The most important restrictive factor is the lack of available land. Ireland has a very low land mobility; it is imbedded in the Irish culture that a farmer doesn’t sell his land. Furthermore, the dairy farmers encounter fierce competition from beef farmers when entering the real estate market. A lot of land is held firmly by people who probably will not sign it away. “Ireland has a big group of beef farmers who are retired dairy farmers. They enjoy their low labour system and can afford to deal with the low prices for beef.” There is a chance to convert these farms back into dairy farms, but it will be a challenge. The lack of available land could make growth beyond management and efficiency improvements a challenge. “Growth also demands farmers to change their way of thinking in certain areas, and although we visited some very innovative farmers, we have our doubts about the changes an average farmer is prepared or able to make.”
With not enough land under the expansion strategy, dairy farmers must use other, probably more expensive products, to complete the feed ration. That means the cost price, one of the strong aspects of Irish dairy farming, will rise. “Dairy farmers can produce their own grass for €0.06 per kilo dry matter. Using concentrates will make the diets much more expensive.”

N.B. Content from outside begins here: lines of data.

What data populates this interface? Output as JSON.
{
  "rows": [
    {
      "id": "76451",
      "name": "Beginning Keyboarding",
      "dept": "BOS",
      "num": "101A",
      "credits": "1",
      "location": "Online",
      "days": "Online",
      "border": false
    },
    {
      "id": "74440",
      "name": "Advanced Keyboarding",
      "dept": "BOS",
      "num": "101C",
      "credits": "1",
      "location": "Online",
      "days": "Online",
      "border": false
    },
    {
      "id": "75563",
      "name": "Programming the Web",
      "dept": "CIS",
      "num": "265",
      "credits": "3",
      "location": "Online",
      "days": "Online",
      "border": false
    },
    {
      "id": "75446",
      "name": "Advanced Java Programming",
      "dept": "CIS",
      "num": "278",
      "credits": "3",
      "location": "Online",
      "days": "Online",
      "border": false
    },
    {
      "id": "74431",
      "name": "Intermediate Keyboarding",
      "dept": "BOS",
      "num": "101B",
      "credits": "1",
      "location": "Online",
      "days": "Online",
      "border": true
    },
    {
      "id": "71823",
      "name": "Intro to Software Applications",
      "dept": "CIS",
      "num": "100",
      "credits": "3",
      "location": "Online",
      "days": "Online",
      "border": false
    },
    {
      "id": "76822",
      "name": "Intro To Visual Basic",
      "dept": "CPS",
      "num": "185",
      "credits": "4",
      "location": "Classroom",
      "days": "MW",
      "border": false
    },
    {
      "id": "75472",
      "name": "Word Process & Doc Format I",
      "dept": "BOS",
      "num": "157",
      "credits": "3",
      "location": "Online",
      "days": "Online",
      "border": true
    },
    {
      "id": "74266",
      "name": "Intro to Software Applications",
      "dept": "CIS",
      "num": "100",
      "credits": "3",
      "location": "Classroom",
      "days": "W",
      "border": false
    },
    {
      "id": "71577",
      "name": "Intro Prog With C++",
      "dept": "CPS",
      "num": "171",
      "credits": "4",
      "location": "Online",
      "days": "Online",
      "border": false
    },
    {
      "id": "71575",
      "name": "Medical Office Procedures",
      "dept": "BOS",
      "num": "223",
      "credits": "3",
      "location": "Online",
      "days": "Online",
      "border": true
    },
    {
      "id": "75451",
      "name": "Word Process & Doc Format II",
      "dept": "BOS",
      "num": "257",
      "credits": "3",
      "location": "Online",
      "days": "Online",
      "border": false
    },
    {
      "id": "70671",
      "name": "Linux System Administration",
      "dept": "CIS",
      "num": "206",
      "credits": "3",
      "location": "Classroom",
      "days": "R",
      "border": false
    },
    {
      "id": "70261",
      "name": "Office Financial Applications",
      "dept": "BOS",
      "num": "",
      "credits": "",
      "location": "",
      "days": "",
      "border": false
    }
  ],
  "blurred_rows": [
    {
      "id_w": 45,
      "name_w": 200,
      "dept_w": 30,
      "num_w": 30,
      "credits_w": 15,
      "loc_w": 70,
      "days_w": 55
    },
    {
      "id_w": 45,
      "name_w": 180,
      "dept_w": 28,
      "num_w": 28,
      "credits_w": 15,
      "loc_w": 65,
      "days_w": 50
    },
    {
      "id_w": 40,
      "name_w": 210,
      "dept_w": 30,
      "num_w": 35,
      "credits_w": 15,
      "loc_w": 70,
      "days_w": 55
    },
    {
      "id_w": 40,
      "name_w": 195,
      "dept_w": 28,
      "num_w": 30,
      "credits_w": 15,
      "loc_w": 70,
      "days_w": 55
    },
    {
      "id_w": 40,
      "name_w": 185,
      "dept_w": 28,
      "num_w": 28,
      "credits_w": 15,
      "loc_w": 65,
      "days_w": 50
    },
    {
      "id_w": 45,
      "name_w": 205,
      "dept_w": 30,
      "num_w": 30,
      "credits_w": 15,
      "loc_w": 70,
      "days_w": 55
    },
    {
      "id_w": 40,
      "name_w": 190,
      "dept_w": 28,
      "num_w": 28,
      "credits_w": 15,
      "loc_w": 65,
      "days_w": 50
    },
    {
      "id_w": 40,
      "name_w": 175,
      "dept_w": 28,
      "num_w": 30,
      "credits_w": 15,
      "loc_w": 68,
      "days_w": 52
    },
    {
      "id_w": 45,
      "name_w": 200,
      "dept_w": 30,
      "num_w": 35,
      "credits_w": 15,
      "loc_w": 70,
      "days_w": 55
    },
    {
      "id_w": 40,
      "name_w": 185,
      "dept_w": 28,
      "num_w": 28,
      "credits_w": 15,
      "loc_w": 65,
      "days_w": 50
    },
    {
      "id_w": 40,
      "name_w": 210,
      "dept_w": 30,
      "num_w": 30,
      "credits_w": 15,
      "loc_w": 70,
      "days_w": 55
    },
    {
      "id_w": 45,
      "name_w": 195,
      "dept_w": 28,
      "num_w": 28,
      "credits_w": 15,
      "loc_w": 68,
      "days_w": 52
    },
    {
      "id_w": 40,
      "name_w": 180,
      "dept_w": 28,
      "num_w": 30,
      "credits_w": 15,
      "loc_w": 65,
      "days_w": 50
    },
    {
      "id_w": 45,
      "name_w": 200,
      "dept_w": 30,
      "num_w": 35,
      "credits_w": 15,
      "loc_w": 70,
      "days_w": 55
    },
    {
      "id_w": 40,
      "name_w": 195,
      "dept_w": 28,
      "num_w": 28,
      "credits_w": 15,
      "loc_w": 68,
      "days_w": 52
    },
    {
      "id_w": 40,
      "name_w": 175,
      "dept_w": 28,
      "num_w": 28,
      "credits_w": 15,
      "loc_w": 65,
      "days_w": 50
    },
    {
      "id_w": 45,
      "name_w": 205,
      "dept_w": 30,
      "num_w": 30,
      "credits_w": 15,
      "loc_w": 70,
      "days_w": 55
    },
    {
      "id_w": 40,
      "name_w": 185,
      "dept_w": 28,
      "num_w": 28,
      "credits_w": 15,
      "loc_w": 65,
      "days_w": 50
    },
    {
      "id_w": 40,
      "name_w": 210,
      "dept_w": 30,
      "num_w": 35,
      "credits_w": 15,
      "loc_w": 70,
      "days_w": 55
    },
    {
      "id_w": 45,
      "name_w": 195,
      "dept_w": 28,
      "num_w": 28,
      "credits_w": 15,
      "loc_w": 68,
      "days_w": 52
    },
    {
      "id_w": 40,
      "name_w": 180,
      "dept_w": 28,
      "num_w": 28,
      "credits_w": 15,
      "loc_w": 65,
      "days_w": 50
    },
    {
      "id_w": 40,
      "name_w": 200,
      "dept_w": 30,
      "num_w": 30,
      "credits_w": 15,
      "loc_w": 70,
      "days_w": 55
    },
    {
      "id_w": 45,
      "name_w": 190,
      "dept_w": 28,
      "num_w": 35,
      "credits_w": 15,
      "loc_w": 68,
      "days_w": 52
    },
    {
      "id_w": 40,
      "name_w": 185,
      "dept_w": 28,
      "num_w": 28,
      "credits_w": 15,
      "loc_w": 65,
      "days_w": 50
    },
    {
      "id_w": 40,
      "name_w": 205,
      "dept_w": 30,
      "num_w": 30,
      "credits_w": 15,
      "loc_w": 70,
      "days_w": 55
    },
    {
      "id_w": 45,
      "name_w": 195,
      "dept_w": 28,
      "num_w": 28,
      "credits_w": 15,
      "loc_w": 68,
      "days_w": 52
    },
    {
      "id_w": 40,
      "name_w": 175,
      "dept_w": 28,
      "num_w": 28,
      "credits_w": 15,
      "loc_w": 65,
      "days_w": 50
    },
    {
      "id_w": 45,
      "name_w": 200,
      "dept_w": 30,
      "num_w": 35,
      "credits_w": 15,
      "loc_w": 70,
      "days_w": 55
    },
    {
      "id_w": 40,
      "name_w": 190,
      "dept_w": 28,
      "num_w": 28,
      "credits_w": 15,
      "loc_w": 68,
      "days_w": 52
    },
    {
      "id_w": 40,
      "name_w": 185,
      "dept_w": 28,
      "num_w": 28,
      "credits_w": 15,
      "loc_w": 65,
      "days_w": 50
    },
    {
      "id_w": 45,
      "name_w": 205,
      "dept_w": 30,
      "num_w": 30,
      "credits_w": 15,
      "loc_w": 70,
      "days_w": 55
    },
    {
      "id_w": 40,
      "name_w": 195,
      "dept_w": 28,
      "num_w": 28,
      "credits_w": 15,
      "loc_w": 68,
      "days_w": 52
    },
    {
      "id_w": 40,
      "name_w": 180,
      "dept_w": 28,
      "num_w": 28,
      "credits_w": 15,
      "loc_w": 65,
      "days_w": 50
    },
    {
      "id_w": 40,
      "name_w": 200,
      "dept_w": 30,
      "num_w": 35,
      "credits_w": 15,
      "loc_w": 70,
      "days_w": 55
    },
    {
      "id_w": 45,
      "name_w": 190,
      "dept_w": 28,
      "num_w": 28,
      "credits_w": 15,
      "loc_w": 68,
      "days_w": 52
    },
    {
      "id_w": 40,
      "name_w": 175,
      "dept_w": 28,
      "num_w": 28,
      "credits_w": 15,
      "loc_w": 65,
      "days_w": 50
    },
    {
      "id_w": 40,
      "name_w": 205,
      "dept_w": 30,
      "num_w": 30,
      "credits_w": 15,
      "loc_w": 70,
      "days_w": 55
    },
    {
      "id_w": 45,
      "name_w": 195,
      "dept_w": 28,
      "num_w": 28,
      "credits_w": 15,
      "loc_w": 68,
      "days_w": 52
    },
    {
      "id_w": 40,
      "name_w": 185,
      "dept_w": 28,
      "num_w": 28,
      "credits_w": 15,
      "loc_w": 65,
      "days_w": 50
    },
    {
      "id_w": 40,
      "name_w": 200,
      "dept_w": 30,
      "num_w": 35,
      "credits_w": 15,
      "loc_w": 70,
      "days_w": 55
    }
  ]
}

Another problem is the lack of young farmers and the level of management quality. For a long time, there has been very little interest in farming in general, and dairy farming in particular. Because of that, there is a gap in available young farmers in the age from 22 to 35 years. There are programmes in place, however, to raise interest among young people to work in the dairy sector and help them to take over the family farm. But still there is fear that the general level of dairy management will not match the high ambitions in increasing amounts and yields.
The Irish dairy industry is specialised in the production of butter, under the name Kerry Gold. The brand is owned by the Irish Dairy Board. With success; The Irish Dairy Board was awarded Exporter of the Year by the Irish Exporters in 2010. Ireland has 14 processors of milk with four of them being large companies, like Dairygold and Glanbia.
The extra milk the Irish plan to produce, about three million tonnes compared to the production in 2013, must be exported to the world markets. The Irish market, and the EU, is already self-sufficient. Prins sees this as one of the weak links for Ireland in the years to come. “At the Irish Dairy Board we saw an inspiring example of adding value to dairy products. With creating new products for new markets, opportunities are created. But when demand does not keep up with production, milk prices will become more volatile and farmer incomes become more insecure.” When keeping in mind that cost price probably will stay at the same level or even increase, Prins sees a challenge in elevating the ceiling that global demand for high quality milk will create.
The focus is now to expanded to other products, like milk concentrates. Therefore, there are several plans for building installations for drying milk. But also other products are important in the strategy. The Irish Dairy Board lately unfolded plans to double the export of butter and cheese to the United States. The Irish grass image is played out by the Irish marketers because in the US most cows are on diets with maize and grains and kept indoors year round.
The next years will prove whether or not the Irish dairy farmers can meet the high expectations. A part of the farmers want to grow fast, while others would prefer take a slower approach or just do nothing. In the town of Tallow, in the east of Ireland, Shane Maxwell milks about 800 cows on two locations. The proposed 50% increase in production is no problem at his farm as he is planning to expand his herd in 2015 with 150 cows and is already keeping more heifers. He wants to increase the production from his land and the 5,000 kilo production per cow. “I am following my own course. I think 400 to 500 cows per location is ideal for this type of farm.” With that size he can still produce milk efficiently and for a low cost.